Before thyssenkrupp Steel took over the direction of benchmarking independently in 2019, the job was done by various external service companies from which the required data had to be commissioned and purchased. Even then, the feedback from customers was positive. Now we have all the reins in our own hands and can align the engineering detective work according to our own standards. The focus is on automotive components. Chassis parts, electric motors, vehicle doors, but also structural elements are just a few of many possible examples. In the first step, these are measured, weighed and scanned in the application technology laboratories, among other things, before they are then disassembled and put through their paces in detailed examinations.
The results obtained through benchmarking not only give the experts a more accurate picture of the market, but also help thyssenkrupp Steel's developers gain a deeper understanding of specific requirement profiles. Especially when the company's own materials competencies and analysis capabilities are linked within the steel group. Thus, the material steel is analyzed, evaluated and tested by internal experts in everything from chemistry to processing and specific applications. In the course of the knowledge exchange, the Materials department then receives information from the Innovation department as to which strengths are currently determining the competition in chassis development. In this way, the benchmark professionals set important impulses across departments and throughout the company. In some cases, the investigations even lead to new, more suitable products being recommended to customers. For this purpose, the Application Technology department in Duisburg also conducts targeted workshops for customers – in these times, of course, taking into account all hygiene rules and the currently valid COVID protection regulations.
Application Technology offers workshops for the automotive industry
The interactive workshops are characterized by an inspiring atmosphere and follow a practical concept. Depending on the event, various components are presented in the specially equipped seminar area, which are analyzed together with the clients. Together, they can look at details and discuss best-practice solutions. An example of this is the use of new steel grades for vehicle structures in the automotive industry. This opens up entirely new possibilities for OEMs with regard to the weight and safety challenges associated with electric mobility. "During the workshops, we quickly get into a very fruitful exchange with our contacts about the pros and cons of solutions and can also very efficiently counter any reservations and fear of addressing certain topics," says Kai-Uwe Jentsch, who is primarily responsible for benchmarking in the department. The graduate engineer continues: "We're pleased that companies that had previously avoided steel in certain series have returned to steel after the events."
Optimizing and further developing material use

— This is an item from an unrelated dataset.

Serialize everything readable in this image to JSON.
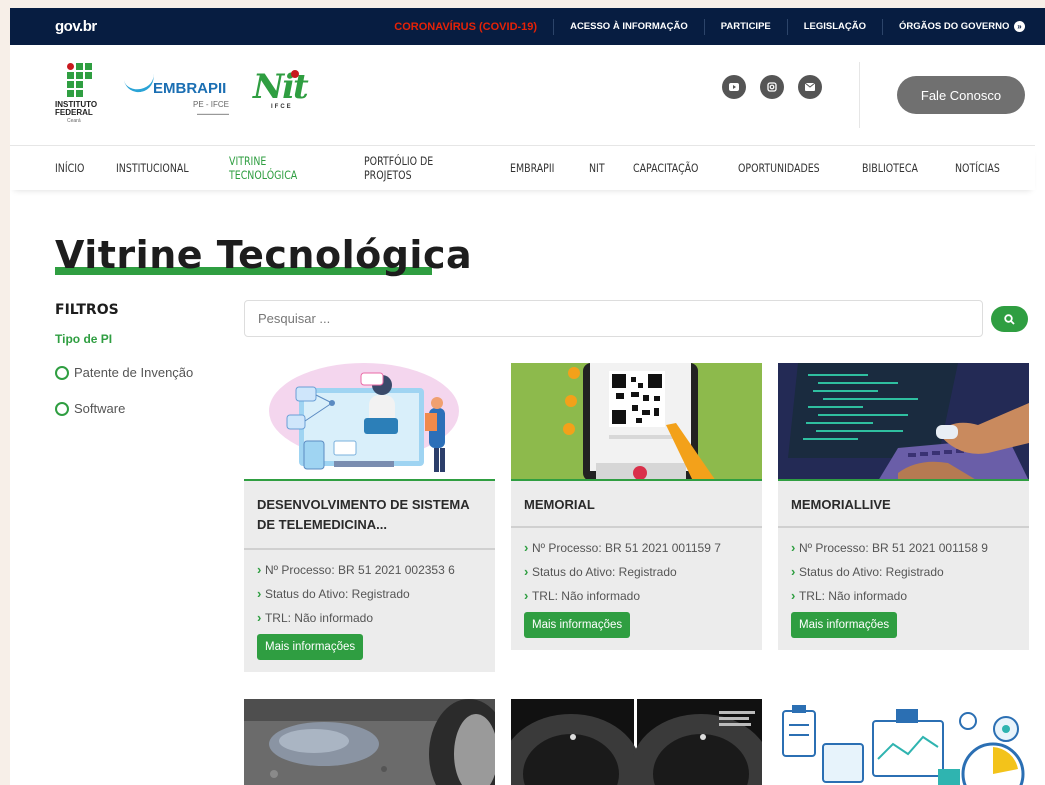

The benchmark workshops provide ample space away from the hustle and bustle of everyday business to highlight industry trends, share research results, and provide customers with application concepts geared to the future. In this way, individual challenges can be solved – such as reducing process costs in the manufacture of components or increasing performance. Graduate engineer Helmut Mebus: "Our benchmarking services are open to both internal specialist departments and our clients, and are missing nothing in terms of quality." Also because the offer addresses the needs of companies in a holistic way. "We can optimize and develop components with both the right materials, innovative technologies and viable concepts."